▸ What is being asked: Retype the listing exactly, with no images.

▸ Information given:
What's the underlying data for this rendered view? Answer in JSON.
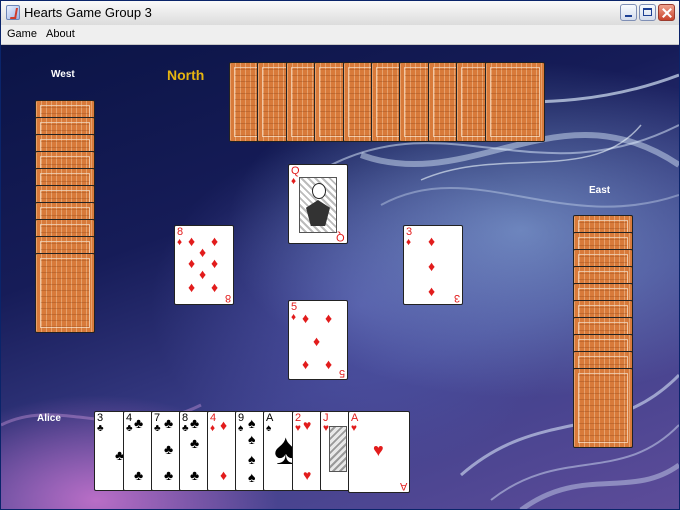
{
  "window": {
    "title": "Hearts Game Group 3"
  },
  "menu": [
    {
      "label": "Game"
    },
    {
      "label": "About"
    }
  ],
  "players": {
    "west": {
      "label": "West"
    },
    "north": {
      "label": "North"
    },
    "east": {
      "label": "East"
    },
    "south": {
      "label": "Alice"
    }
  },
  "trick": {
    "north": {
      "rank": "Q",
      "suit": "♦",
      "color": "red"
    },
    "west": {
      "rank": "8",
      "suit": "♦",
      "color": "red"
    },
    "east": {
      "rank": "3",
      "suit": "♦",
      "color": "red"
    },
    "south": {
      "rank": "5",
      "suit": "♦",
      "color": "red"
    }
  },
  "hand": [
    {
      "rank": "3",
      "suit": "♣",
      "color": "black"
    },
    {
      "rank": "4",
      "suit": "♣",
      "color": "black"
    },
    {
      "rank": "7",
      "suit": "♣",
      "color": "black"
    },
    {
      "rank": "8",
      "suit": "♣",
      "color": "black"
    },
    {
      "rank": "4",
      "suit": "♦",
      "color": "red"
    },
    {
      "rank": "9",
      "suit": "♠",
      "color": "black"
    },
    {
      "rank": "A",
      "suit": "♠",
      "color": "black"
    },
    {
      "rank": "2",
      "suit": "♥",
      "color": "red"
    },
    {
      "rank": "J",
      "suit": "♥",
      "color": "red"
    },
    {
      "rank": "A",
      "suit": "♥",
      "color": "red"
    }
  ],
  "hidden_counts": {
    "north": 10,
    "west": 10,
    "east": 10
  }
}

▸ Answer to this problem:
What's the underlying data for this rendered view? Answer in JSON.
{
  "window": {
    "title": "Hearts Game Group 3"
  },
  "menu": [
    {
      "label": "Game"
    },
    {
      "label": "About"
    }
  ],
  "players": {
    "west": {
      "label": "West"
    },
    "north": {
      "label": "North"
    },
    "east": {
      "label": "East"
    },
    "south": {
      "label": "Alice"
    }
  },
  "trick": {
    "north": {
      "rank": "Q",
      "suit": "♦",
      "color": "red"
    },
    "west": {
      "rank": "8",
      "suit": "♦",
      "color": "red"
    },
    "east": {
      "rank": "3",
      "suit": "♦",
      "color": "red"
    },
    "south": {
      "rank": "5",
      "suit": "♦",
      "color": "red"
    }
  },
  "hand": [
    {
      "rank": "3",
      "suit": "♣",
      "color": "black"
    },
    {
      "rank": "4",
      "suit": "♣",
      "color": "black"
    },
    {
      "rank": "7",
      "suit": "♣",
      "color": "black"
    },
    {
      "rank": "8",
      "suit": "♣",
      "color": "black"
    },
    {
      "rank": "4",
      "suit": "♦",
      "color": "red"
    },
    {
      "rank": "9",
      "suit": "♠",
      "color": "black"
    },
    {
      "rank": "A",
      "suit": "♠",
      "color": "black"
    },
    {
      "rank": "2",
      "suit": "♥",
      "color": "red"
    },
    {
      "rank": "J",
      "suit": "♥",
      "color": "red"
    },
    {
      "rank": "A",
      "suit": "♥",
      "color": "red"
    }
  ],
  "hidden_counts": {
    "north": 10,
    "west": 10,
    "east": 10
  }
}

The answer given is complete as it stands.